Recorded information:
%%

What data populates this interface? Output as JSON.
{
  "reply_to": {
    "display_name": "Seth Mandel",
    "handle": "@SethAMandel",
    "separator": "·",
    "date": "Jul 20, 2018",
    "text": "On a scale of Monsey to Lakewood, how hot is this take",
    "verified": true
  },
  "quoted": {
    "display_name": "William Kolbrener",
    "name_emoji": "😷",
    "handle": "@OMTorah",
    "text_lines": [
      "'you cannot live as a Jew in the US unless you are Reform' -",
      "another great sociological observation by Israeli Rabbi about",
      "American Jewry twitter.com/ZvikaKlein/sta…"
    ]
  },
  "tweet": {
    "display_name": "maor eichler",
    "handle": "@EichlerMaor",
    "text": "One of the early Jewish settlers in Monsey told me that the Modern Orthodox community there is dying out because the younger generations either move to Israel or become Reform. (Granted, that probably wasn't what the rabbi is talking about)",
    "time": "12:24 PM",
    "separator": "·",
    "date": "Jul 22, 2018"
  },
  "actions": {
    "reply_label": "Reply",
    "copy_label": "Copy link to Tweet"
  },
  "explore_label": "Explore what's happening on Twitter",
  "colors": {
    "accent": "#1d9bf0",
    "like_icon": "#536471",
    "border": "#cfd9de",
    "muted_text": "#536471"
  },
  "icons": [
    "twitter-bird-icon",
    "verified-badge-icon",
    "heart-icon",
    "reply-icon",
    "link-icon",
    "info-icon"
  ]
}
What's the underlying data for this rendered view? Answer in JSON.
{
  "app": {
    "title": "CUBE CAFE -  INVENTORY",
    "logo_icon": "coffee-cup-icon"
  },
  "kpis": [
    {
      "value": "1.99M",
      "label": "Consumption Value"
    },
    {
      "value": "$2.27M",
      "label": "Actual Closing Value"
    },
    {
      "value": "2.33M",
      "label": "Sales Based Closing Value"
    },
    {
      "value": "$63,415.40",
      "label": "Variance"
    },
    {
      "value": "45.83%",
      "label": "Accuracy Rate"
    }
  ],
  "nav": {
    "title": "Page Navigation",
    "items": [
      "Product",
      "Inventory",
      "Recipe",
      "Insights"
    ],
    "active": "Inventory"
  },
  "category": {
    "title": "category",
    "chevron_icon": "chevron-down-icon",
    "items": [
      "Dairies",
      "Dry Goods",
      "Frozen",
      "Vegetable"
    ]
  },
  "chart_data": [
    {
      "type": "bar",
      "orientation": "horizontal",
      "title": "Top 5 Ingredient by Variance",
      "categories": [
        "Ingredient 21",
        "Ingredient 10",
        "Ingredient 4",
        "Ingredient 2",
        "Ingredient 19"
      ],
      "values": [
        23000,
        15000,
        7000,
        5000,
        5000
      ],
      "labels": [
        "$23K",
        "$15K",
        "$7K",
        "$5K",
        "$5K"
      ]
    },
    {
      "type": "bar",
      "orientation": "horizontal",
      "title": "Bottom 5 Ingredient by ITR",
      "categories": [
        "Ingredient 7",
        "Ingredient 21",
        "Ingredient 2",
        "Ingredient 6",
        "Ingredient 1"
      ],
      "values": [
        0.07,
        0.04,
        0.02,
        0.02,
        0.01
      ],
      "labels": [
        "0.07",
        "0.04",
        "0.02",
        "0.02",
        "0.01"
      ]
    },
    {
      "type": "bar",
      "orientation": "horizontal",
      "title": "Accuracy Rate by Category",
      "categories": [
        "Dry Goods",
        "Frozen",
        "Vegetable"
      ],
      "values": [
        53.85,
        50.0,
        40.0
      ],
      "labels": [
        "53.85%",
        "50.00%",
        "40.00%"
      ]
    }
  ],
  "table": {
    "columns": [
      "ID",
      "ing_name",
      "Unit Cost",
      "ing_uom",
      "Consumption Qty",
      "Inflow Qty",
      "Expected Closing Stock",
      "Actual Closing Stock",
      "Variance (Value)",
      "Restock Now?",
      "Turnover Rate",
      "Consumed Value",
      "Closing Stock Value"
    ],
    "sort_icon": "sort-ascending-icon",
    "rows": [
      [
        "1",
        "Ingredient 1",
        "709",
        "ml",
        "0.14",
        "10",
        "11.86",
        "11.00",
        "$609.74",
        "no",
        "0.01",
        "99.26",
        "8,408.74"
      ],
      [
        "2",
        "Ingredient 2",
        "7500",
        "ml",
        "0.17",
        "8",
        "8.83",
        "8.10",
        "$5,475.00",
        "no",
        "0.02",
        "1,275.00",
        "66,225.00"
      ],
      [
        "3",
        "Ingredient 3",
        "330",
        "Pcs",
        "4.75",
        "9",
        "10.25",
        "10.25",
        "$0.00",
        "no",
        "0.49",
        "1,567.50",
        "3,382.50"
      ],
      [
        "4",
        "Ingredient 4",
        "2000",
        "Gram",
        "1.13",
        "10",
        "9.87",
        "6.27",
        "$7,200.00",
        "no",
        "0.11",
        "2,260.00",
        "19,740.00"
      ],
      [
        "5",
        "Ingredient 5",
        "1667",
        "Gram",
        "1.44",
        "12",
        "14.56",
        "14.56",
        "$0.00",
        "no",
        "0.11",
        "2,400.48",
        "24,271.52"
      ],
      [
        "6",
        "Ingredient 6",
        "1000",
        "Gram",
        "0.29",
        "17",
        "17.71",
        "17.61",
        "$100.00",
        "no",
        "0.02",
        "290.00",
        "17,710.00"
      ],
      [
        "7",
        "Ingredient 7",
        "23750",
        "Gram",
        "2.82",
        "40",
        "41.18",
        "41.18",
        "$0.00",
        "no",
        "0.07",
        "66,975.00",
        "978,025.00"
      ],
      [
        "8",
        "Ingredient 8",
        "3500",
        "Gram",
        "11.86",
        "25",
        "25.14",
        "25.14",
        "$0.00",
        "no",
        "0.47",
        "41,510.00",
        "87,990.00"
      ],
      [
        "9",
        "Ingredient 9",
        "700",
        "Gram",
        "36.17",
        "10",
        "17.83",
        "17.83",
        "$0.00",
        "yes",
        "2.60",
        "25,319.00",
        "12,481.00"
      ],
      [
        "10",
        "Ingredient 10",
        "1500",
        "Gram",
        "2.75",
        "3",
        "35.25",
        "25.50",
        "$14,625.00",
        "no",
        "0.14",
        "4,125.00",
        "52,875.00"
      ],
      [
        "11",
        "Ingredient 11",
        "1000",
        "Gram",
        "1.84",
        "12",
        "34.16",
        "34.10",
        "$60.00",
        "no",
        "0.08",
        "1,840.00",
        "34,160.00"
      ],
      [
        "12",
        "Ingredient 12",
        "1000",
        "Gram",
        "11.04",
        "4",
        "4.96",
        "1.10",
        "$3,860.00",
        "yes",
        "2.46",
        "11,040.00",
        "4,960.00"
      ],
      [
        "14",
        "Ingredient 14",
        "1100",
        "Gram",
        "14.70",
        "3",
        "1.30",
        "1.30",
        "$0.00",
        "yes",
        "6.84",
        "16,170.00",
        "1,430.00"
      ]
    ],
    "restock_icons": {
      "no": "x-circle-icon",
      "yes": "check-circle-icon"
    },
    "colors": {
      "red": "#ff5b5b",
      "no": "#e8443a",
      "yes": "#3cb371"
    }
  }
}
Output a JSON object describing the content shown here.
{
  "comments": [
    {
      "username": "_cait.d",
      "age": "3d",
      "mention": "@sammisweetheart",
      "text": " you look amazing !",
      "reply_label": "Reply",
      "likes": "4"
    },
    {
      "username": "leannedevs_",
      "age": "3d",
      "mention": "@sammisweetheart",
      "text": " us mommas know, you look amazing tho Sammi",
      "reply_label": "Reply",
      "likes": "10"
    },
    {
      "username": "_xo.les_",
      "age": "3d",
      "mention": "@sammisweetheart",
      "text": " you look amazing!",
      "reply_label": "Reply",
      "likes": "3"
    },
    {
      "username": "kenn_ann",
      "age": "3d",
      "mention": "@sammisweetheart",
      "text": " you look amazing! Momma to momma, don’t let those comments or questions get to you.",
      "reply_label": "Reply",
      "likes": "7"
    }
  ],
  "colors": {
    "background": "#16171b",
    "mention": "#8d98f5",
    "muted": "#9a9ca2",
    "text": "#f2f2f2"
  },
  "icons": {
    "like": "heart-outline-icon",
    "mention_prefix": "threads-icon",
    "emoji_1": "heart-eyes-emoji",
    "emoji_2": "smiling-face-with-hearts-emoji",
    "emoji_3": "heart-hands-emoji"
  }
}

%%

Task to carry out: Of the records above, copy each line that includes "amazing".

Written answer:
      "text": " you look amazing !",
      "text": " us mommas know, you look amazing tho Sammi",
      "text": " you look amazing!",
      "text": " you look amazing! Momma to momma, don’t let those comments or questions get to you.",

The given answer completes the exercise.